**Dataset rows for apps and sites**
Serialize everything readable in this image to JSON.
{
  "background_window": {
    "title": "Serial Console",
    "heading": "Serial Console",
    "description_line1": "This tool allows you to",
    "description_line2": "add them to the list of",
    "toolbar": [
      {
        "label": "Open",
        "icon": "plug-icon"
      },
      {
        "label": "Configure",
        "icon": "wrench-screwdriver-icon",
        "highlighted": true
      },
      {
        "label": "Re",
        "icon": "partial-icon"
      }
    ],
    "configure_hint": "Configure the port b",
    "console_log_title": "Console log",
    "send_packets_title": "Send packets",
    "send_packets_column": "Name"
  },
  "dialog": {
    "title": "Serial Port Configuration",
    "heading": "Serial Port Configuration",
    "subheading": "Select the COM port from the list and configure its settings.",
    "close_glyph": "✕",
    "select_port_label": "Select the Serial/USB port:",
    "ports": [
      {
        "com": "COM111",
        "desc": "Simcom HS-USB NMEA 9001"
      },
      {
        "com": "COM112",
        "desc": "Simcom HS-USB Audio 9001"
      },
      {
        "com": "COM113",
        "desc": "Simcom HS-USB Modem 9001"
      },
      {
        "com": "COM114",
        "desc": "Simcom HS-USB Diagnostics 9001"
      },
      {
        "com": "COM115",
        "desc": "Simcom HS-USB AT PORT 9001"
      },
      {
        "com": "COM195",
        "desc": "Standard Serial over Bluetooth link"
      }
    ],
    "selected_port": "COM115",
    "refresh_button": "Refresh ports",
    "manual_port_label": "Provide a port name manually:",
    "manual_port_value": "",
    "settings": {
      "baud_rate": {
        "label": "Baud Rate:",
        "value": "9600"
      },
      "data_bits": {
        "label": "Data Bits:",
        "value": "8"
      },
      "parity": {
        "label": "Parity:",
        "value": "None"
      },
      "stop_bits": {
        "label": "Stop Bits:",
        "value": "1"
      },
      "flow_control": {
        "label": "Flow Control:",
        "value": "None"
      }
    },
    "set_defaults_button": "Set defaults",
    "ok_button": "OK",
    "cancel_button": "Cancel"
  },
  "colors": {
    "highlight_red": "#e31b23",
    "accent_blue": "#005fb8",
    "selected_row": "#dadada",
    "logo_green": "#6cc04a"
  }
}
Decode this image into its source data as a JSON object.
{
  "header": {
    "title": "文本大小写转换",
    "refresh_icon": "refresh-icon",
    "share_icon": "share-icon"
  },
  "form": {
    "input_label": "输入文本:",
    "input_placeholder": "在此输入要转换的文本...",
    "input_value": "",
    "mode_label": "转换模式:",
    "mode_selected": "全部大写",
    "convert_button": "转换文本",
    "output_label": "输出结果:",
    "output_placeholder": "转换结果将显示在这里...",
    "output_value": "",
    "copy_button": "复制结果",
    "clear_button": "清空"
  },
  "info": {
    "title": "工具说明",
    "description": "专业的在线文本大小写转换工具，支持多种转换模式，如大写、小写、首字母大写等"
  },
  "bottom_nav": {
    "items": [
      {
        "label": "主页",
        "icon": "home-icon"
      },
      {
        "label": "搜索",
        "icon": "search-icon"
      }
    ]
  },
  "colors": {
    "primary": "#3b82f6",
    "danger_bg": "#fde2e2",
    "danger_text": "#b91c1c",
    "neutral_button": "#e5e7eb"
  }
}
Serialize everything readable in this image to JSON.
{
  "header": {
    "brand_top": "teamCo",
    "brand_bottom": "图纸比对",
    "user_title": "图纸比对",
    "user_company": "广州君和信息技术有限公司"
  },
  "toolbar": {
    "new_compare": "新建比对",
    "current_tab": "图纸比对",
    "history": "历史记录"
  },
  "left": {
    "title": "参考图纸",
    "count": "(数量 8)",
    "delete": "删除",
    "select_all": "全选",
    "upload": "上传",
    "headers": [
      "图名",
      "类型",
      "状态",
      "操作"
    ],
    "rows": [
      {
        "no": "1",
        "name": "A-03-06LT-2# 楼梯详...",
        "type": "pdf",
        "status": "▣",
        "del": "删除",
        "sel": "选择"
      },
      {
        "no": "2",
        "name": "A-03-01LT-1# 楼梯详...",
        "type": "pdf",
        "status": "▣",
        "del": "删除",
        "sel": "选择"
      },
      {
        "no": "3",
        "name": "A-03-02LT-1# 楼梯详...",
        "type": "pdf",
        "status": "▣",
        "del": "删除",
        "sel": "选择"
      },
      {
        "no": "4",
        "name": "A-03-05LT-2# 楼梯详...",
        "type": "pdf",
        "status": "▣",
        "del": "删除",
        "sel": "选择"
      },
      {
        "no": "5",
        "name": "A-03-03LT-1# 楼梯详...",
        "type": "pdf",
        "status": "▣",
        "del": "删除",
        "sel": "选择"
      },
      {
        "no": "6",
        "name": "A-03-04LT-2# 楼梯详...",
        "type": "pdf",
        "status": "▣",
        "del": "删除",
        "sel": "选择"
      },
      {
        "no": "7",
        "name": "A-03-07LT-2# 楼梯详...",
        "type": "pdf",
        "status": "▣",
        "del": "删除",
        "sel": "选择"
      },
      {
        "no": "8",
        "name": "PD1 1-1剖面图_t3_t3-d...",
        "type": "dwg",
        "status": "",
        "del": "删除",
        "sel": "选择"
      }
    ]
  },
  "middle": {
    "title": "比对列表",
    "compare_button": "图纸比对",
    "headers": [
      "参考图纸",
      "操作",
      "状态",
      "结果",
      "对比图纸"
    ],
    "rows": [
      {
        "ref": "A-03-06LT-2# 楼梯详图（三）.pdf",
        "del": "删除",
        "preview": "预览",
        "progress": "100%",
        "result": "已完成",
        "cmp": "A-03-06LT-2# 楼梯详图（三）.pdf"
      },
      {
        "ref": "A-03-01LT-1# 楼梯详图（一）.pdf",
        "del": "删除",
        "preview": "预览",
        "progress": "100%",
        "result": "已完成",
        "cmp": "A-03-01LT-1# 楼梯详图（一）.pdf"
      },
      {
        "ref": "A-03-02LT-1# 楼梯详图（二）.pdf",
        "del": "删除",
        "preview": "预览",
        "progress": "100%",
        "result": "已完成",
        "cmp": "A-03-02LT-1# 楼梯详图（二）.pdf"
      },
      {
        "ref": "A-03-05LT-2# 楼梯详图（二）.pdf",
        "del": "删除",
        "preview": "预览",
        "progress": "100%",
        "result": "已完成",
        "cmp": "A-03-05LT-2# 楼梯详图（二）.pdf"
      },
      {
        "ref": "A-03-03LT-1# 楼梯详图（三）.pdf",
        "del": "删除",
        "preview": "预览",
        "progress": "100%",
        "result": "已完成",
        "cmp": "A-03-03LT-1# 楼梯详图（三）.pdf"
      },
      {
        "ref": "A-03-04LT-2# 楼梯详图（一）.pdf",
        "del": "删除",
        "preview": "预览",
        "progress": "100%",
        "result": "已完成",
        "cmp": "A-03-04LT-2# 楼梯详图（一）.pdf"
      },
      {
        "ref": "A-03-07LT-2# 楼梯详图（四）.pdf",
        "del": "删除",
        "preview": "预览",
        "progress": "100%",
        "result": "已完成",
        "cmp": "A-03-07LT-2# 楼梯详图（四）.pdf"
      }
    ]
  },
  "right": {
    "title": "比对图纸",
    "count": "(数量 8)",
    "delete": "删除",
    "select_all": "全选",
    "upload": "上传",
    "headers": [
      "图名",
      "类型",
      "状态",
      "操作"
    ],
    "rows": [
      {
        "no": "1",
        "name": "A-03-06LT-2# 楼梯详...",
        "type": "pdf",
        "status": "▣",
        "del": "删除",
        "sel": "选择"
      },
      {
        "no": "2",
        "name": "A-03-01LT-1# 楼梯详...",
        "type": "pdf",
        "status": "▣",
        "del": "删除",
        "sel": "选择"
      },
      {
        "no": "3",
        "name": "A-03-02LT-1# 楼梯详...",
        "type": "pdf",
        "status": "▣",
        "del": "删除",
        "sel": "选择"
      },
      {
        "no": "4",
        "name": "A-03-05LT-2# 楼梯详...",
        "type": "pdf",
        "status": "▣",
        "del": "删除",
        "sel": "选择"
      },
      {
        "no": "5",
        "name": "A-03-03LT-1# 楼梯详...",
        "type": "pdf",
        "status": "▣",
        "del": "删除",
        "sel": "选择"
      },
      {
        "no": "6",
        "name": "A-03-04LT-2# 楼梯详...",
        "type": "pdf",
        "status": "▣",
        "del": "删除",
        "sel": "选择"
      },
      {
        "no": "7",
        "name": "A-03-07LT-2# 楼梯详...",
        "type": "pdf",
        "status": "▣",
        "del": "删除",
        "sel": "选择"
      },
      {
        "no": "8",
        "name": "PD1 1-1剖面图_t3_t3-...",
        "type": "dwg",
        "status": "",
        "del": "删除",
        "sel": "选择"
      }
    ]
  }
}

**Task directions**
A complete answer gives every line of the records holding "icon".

**Exercise answer**
        "icon": "plug-icon"
        "icon": "wrench-screwdriver-icon",
        "icon": "partial-icon"
    "refresh_icon": "refresh-icon",
    "share_icon": "share-icon"
        "icon": "home-icon"
        "icon": "search-icon"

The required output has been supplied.